Web page and app entries:

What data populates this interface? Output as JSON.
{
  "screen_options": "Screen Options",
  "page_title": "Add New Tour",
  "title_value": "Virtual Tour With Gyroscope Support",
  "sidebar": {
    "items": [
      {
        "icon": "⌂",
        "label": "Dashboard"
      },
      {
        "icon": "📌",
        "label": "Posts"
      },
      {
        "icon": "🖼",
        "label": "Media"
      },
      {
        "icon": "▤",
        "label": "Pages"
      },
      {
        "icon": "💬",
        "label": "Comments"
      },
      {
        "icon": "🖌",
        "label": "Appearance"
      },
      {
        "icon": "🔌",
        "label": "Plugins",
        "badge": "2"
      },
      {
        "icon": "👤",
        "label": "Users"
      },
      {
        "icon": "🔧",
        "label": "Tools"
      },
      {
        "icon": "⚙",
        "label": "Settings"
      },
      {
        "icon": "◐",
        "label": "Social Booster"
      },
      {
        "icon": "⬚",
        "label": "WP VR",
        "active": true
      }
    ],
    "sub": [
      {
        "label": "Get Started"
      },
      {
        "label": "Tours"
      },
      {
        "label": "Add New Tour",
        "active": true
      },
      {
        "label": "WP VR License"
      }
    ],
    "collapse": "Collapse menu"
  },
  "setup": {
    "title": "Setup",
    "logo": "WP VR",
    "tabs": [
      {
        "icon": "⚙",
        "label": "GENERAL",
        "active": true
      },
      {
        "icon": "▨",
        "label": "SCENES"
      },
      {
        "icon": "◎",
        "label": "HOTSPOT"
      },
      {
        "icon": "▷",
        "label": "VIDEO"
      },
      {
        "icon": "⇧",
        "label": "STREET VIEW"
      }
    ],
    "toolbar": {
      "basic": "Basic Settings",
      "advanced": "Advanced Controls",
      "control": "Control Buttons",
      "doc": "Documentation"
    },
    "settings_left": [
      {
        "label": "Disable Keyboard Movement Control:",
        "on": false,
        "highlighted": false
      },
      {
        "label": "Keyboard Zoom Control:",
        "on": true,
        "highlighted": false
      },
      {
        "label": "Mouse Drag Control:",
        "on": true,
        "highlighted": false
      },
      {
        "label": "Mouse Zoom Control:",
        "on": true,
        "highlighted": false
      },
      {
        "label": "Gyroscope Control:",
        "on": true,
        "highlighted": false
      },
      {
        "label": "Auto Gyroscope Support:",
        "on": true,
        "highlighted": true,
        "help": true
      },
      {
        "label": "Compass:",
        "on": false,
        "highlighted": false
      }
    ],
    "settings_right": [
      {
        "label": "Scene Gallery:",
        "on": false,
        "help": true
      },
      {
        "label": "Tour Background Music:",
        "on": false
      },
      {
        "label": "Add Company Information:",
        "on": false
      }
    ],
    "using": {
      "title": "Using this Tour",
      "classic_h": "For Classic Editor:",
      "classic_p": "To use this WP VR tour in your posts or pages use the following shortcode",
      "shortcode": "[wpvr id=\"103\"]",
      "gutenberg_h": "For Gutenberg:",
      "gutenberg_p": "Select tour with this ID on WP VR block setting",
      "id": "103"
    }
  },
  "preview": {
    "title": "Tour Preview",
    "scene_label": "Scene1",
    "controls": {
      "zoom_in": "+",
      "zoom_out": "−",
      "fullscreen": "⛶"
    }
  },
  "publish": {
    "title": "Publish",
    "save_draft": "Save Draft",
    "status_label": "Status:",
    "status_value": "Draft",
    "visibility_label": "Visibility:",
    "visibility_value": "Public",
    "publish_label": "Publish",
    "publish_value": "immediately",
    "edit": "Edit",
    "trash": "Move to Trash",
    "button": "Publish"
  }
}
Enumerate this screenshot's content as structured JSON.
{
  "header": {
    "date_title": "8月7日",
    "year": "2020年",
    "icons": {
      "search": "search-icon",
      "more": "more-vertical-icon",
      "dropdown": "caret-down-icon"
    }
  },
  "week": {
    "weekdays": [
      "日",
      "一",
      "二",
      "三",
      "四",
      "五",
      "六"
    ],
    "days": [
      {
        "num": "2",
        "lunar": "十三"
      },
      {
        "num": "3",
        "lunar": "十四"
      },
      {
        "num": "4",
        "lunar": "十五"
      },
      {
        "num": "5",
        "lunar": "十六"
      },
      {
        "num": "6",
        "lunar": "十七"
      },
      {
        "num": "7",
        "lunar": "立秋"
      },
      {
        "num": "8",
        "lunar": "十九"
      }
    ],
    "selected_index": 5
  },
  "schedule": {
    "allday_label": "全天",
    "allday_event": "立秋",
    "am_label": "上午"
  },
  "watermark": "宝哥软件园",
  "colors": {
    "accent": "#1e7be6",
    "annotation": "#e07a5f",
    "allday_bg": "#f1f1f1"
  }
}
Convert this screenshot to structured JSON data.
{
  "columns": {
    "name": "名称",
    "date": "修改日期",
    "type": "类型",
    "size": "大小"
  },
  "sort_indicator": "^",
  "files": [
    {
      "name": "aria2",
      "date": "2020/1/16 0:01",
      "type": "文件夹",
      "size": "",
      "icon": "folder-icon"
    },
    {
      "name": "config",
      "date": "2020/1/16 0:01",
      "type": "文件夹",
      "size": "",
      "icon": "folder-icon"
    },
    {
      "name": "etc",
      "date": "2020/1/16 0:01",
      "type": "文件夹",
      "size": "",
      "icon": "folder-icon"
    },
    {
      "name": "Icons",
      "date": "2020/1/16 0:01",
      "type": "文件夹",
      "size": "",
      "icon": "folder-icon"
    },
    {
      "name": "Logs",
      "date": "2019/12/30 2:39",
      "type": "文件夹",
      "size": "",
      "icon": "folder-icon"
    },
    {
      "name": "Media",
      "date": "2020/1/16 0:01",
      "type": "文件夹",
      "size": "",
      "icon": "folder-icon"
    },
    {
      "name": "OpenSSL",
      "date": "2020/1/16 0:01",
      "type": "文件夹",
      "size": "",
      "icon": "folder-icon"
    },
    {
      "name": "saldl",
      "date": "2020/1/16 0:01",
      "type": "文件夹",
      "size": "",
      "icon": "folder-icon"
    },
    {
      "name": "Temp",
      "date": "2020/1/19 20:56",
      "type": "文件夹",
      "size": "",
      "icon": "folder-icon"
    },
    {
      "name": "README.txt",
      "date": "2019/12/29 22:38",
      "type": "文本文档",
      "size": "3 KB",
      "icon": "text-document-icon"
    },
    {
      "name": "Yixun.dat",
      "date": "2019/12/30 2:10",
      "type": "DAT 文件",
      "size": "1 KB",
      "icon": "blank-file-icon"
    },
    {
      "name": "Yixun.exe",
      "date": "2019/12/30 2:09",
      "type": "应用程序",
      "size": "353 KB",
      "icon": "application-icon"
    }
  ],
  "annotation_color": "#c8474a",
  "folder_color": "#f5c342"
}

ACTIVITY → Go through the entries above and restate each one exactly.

REPLY →
What data populates this interface? Output as JSON.
{
  "screen_options": "Screen Options",
  "page_title": "Add New Tour",
  "title_value": "Virtual Tour With Gyroscope Support",
  "sidebar": {
    "items": [
      {
        "icon": "⌂",
        "label": "Dashboard"
      },
      {
        "icon": "📌",
        "label": "Posts"
      },
      {
        "icon": "🖼",
        "label": "Media"
      },
      {
        "icon": "▤",
        "label": "Pages"
      },
      {
        "icon": "💬",
        "label": "Comments"
      },
      {
        "icon": "🖌",
        "label": "Appearance"
      },
      {
        "icon": "🔌",
        "label": "Plugins",
        "badge": "2"
      },
      {
        "icon": "👤",
        "label": "Users"
      },
      {
        "icon": "🔧",
        "label": "Tools"
      },
      {
        "icon": "⚙",
        "label": "Settings"
      },
      {
        "icon": "◐",
        "label": "Social Booster"
      },
      {
        "icon": "⬚",
        "label": "WP VR",
        "active": true
      }
    ],
    "sub": [
      {
        "label": "Get Started"
      },
      {
        "label": "Tours"
      },
      {
        "label": "Add New Tour",
        "active": true
      },
      {
        "label": "WP VR License"
      }
    ],
    "collapse": "Collapse menu"
  },
  "setup": {
    "title": "Setup",
    "logo": "WP VR",
    "tabs": [
      {
        "icon": "⚙",
        "label": "GENERAL",
        "active": true
      },
      {
        "icon": "▨",
        "label": "SCENES"
      },
      {
        "icon": "◎",
        "label": "HOTSPOT"
      },
      {
        "icon": "▷",
        "label": "VIDEO"
      },
      {
        "icon": "⇧",
        "label": "STREET VIEW"
      }
    ],
    "toolbar": {
      "basic": "Basic Settings",
      "advanced": "Advanced Controls",
      "control": "Control Buttons",
      "doc": "Documentation"
    },
    "settings_left": [
      {
        "label": "Disable Keyboard Movement Control:",
        "on": false,
        "highlighted": false
      },
      {
        "label": "Keyboard Zoom Control:",
        "on": true,
        "highlighted": false
      },
      {
        "label": "Mouse Drag Control:",
        "on": true,
        "highlighted": false
      },
      {
        "label": "Mouse Zoom Control:",
        "on": true,
        "highlighted": false
      },
      {
        "label": "Gyroscope Control:",
        "on": true,
        "highlighted": false
      },
      {
        "label": "Auto Gyroscope Support:",
        "on": true,
        "highlighted": true,
        "help": true
      },
      {
        "label": "Compass:",
        "on": false,
        "highlighted": false
      }
    ],
    "settings_right": [
      {
        "label": "Scene Gallery:",
        "on": false,
        "help": true
      },
      {
        "label": "Tour Background Music:",
        "on": false
      },
      {
        "label": "Add Company Information:",
        "on": false
      }
    ],
    "using": {
      "title": "Using this Tour",
      "classic_h": "For Classic Editor:",
      "classic_p": "To use this WP VR tour in your posts or pages use the following shortcode",
      "shortcode": "[wpvr id=\"103\"]",
      "gutenberg_h": "For Gutenberg:",
      "gutenberg_p": "Select tour with this ID on WP VR block setting",
      "id": "103"
    }
  },
  "preview": {
    "title": "Tour Preview",
    "scene_label": "Scene1",
    "controls": {
      "zoom_in": "+",
      "zoom_out": "−",
      "fullscreen": "⛶"
    }
  },
  "publish": {
    "title": "Publish",
    "save_draft": "Save Draft",
    "status_label": "Status:",
    "status_value": "Draft",
    "visibility_label": "Visibility:",
    "visibility_value": "Public",
    "publish_label": "Publish",
    "publish_value": "immediately",
    "edit": "Edit",
    "trash": "Move to Trash",
    "button": "Publish"
  }
}
Enumerate this screenshot's content as structured JSON.
{
  "header": {
    "date_title": "8月7日",
    "year": "2020年",
    "icons": {
      "search": "search-icon",
      "more": "more-vertical-icon",
      "dropdown": "caret-down-icon"
    }
  },
  "week": {
    "weekdays": [
      "日",
      "一",
      "二",
      "三",
      "四",
      "五",
      "六"
    ],
    "days": [
      {
        "num": "2",
        "lunar": "十三"
      },
      {
        "num": "3",
        "lunar": "十四"
      },
      {
        "num": "4",
        "lunar": "十五"
      },
      {
        "num": "5",
        "lunar": "十六"
      },
      {
        "num": "6",
        "lunar": "十七"
      },
      {
        "num": "7",
        "lunar": "立秋"
      },
      {
        "num": "8",
        "lunar": "十九"
      }
    ],
    "selected_index": 5
  },
  "schedule": {
    "allday_label": "全天",
    "allday_event": "立秋",
    "am_label": "上午"
  },
  "watermark": "宝哥软件园",
  "colors": {
    "accent": "#1e7be6",
    "annotation": "#e07a5f",
    "allday_bg": "#f1f1f1"
  }
}
Convert this screenshot to structured JSON data.
{
  "columns": {
    "name": "名称",
    "date": "修改日期",
    "type": "类型",
    "size": "大小"
  },
  "sort_indicator": "^",
  "files": [
    {
      "name": "aria2",
      "date": "2020/1/16 0:01",
      "type": "文件夹",
      "size": "",
      "icon": "folder-icon"
    },
    {
      "name": "config",
      "date": "2020/1/16 0:01",
      "type": "文件夹",
      "size": "",
      "icon": "folder-icon"
    },
    {
      "name": "etc",
      "date": "2020/1/16 0:01",
      "type": "文件夹",
      "size": "",
      "icon": "folder-icon"
    },
    {
      "name": "Icons",
      "date": "2020/1/16 0:01",
      "type": "文件夹",
      "size": "",
      "icon": "folder-icon"
    },
    {
      "name": "Logs",
      "date": "2019/12/30 2:39",
      "type": "文件夹",
      "size": "",
      "icon": "folder-icon"
    },
    {
      "name": "Media",
      "date": "2020/1/16 0:01",
      "type": "文件夹",
      "size": "",
      "icon": "folder-icon"
    },
    {
      "name": "OpenSSL",
      "date": "2020/1/16 0:01",
      "type": "文件夹",
      "size": "",
      "icon": "folder-icon"
    },
    {
      "name": "saldl",
      "date": "2020/1/16 0:01",
      "type": "文件夹",
      "size": "",
      "icon": "folder-icon"
    },
    {
      "name": "Temp",
      "date": "2020/1/19 20:56",
      "type": "文件夹",
      "size": "",
      "icon": "folder-icon"
    },
    {
      "name": "README.txt",
      "date": "2019/12/29 22:38",
      "type": "文本文档",
      "size": "3 KB",
      "icon": "text-document-icon"
    },
    {
      "name": "Yixun.dat",
      "date": "2019/12/30 2:10",
      "type": "DAT 文件",
      "size": "1 KB",
      "icon": "blank-file-icon"
    },
    {
      "name": "Yixun.exe",
      "date": "2019/12/30 2:09",
      "type": "应用程序",
      "size": "353 KB",
      "icon": "application-icon"
    }
  ],
  "annotation_color": "#c8474a",
  "folder_color": "#f5c342"
}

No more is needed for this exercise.